What players from Chicago are in the pool?
A handful of players from the Chicagoland area are in consideration to be drafted, and it’s possible the Fire could opt to use a pick on one of them, particularly in the later rounds where stakes are lower.
One such player is goalkeeper Bryan Dowd, who was Notre Dame’s starting goalkeeper as they made a national championship run. Dowd, who attended Fenwick High School, previously played with the Fire’s academy as well as FC United Chicago. He is also Notre Dame football’s third-string kicker. Tommy Mihalić is a name Chicago youth soccer followers will remember but haven’t heard in quite a while; he’s the star #10 for Indiana and is entered into this year’s draft following his junior season. He’s a six-time Croatia U-17 international, and a former FC United player as well.
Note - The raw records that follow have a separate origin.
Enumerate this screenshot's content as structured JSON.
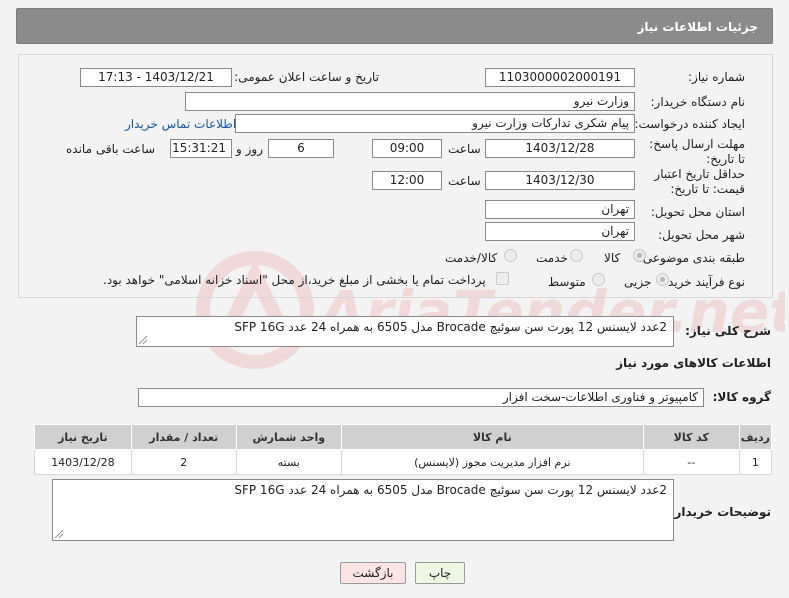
{
  "header": {
    "title": "جزئیات اطلاعات نیاز"
  },
  "form": {
    "need_number_label": "شماره نیاز:",
    "need_number": "1103000002000191",
    "announce_label": "تاریخ و ساعت اعلان عمومی:",
    "announce_value": "1403/12/21 - 17:13",
    "buyer_org_label": "نام دستگاه خریدار:",
    "buyer_org": "وزارت نیرو",
    "creator_label": "ایجاد کننده درخواست:",
    "creator": "پیام شکری تدارکات وزارت نیرو",
    "contact_link": "اطلاعات تماس خریدار",
    "reply_deadline_label": "مهلت ارسال پاسخ: تا تاریخ:",
    "reply_date": "1403/12/28",
    "time_label": "ساعت",
    "reply_time": "09:00",
    "days_value": "6",
    "days_and_label": "روز و",
    "remaining_time": "15:31:21",
    "remaining_label": "ساعت باقی مانده",
    "price_validity_label": "حداقل تاریخ اعتبار قیمت: تا تاریخ:",
    "price_date": "1403/12/30",
    "time_label2": "ساعت",
    "price_time": "12:00",
    "province_label": "استان محل تحویل:",
    "province": "تهران",
    "city_label": "شهر محل تحویل:",
    "city": "تهران",
    "category_label": "طبقه بندی موضوعی:",
    "category_options": [
      "کالا",
      "خدمت",
      "کالا/خدمت"
    ],
    "process_label": "نوع فرآیند خرید :",
    "process_options": [
      "جزیی",
      "متوسط"
    ],
    "payment_note": "پرداخت تمام یا بخشی از مبلغ خرید،از محل \"اسناد خزانه اسلامی\" خواهد بود."
  },
  "summary": {
    "label": "شرح کلی نیاز:",
    "text": "2عدد لایسنس 12 پورت سن سوئیچ Brocade مدل 6505 به همراه 24 عدد SFP 16G"
  },
  "goods": {
    "section_title": "اطلاعات کالاهای مورد نیاز",
    "group_label": "گروه کالا:",
    "group_value": "کامپیوتر و فناوری اطلاعات-سخت افزار",
    "columns": [
      "ردیف",
      "کد کالا",
      "نام کالا",
      "واحد شمارش",
      "تعداد / مقدار",
      "تاریخ نیاز"
    ],
    "rows": [
      [
        "1",
        "--",
        "نرم افزار مدیریت مجوز (لایسنس)",
        "بسته",
        "2",
        "1403/12/28"
      ]
    ]
  },
  "buyer_notes": {
    "label": "توضیحات خریدار:",
    "text": "2عدد لایسنس 12 پورت سن سوئیچ Brocade مدل 6505 به همراه 24 عدد SFP 16G"
  },
  "buttons": {
    "print": "چاپ",
    "back": "بازگشت"
  },
  "watermark": {
    "text": "AriaTender.net"
  }
}
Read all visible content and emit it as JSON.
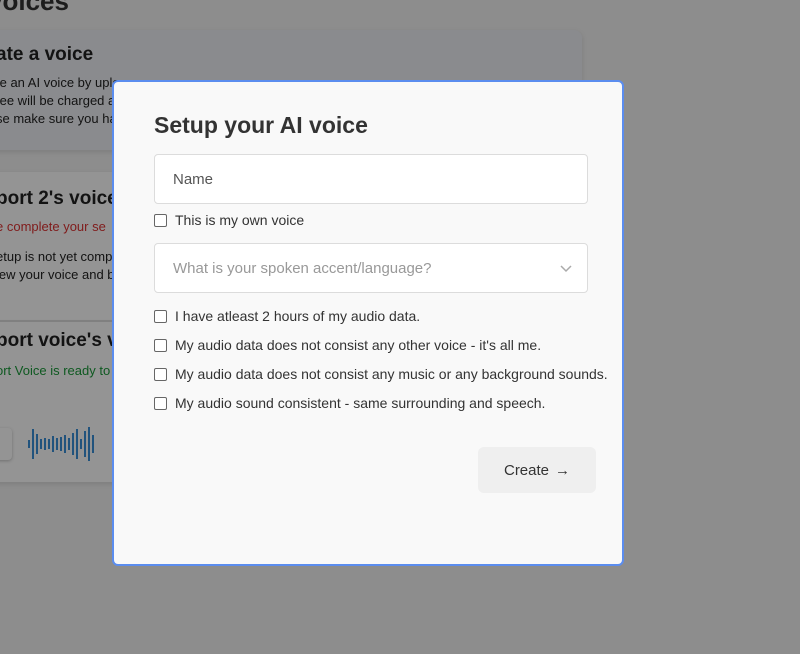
{
  "background": {
    "page_title": "voices",
    "cards": [
      {
        "title": "ate a voice",
        "lines": [
          "te an AI voice by uplo",
          "fee will be charged a",
          "se make sure you hav"
        ]
      },
      {
        "title": "port 2's voice",
        "warning": "e complete your se",
        "lines": [
          "etup is not yet comple",
          "iew your voice and be"
        ]
      },
      {
        "title": "port voice's vo",
        "status_name": "ort Voice",
        "status_rest": " is ready to"
      }
    ]
  },
  "modal": {
    "title": "Setup your AI voice",
    "name_placeholder": "Name",
    "own_voice_label": "This is my own voice",
    "accent_placeholder": "What is your spoken accent/language?",
    "checks": [
      "I have atleast 2 hours of my audio data.",
      "My audio data does not consist any other voice - it's all me.",
      "My audio data does not consist any music or any background sounds.",
      "My audio sound consistent - same surrounding and speech."
    ],
    "create_label": "Create",
    "create_arrow": "→"
  },
  "colors": {
    "accent": "#5b8def",
    "wave": "#3a8fd8"
  }
}
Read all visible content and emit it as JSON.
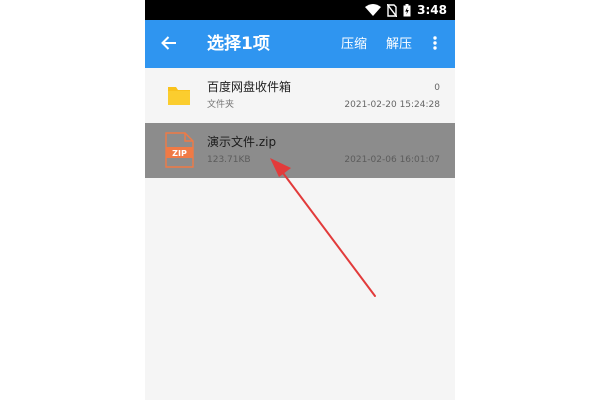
{
  "status_bar": {
    "time": "3:48",
    "icons": [
      "wifi-icon",
      "sim-off-icon",
      "battery-charging-icon"
    ]
  },
  "app_bar": {
    "back_icon": "arrow-back-icon",
    "title": "选择1项",
    "compress_label": "压缩",
    "extract_label": "解压",
    "more_icon": "more-vert-icon",
    "color": "#2f95f0"
  },
  "files": [
    {
      "icon": "folder-icon",
      "name": "百度网盘收件箱",
      "sub": "文件夹",
      "count": "0",
      "date": "2021-02-20 15:24:28",
      "selected": false
    },
    {
      "icon": "zip-file-icon",
      "icon_label": "ZIP",
      "name": "演示文件.zip",
      "sub": "123.71KB",
      "count": "",
      "date": "2021-02-06 16:01:07",
      "selected": true
    }
  ],
  "colors": {
    "selected_row": "#8c8c8c",
    "folder": "#f9c21c",
    "zip": "#f07a45",
    "annotation_arrow": "#e23b3b"
  }
}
There are only a handful of other Fire academy players in this class, with the others being goalkeeper Nathan Crockford (Wisconsin) and Sidney Paris (Wake Forest). Neither have any real shot of early picks, though Paris is a teammate of ex-Fire II midfielder Noeh Hernández with the senior Puerto Rican national team.
Louisville’s Axel Alejandre also sees his name entered in the draft pool. Still only a sophomore, he’s probably fairly low down the pecking order, but as a Chicago native and FC United alum, he screams third round Fire pick. Finally, projected top ten pick Joey Maher does hail from the state of Illinois, even if only barely. He is from Caseyville, near St. Louis, and following in the footsteps of his brother, Nashville’s Jack Maher, he also attends Indiana. At IU, Maher and Mihalić played alongside a handful of other Fire Academy players, including Brett Bebej and Luka Bezerra (brother of current Fire forward and former Hermann trophy winner at Indiana Victor Bezerra).
Draft details and how to watch
The 2024 SuperDraft will begin at 2 PM Central Time, and it will be streamed on Apple TV with the MLS Season Pass. Only the first round will be streamed, as the last two rounds will be conducted virtually behind closed doors.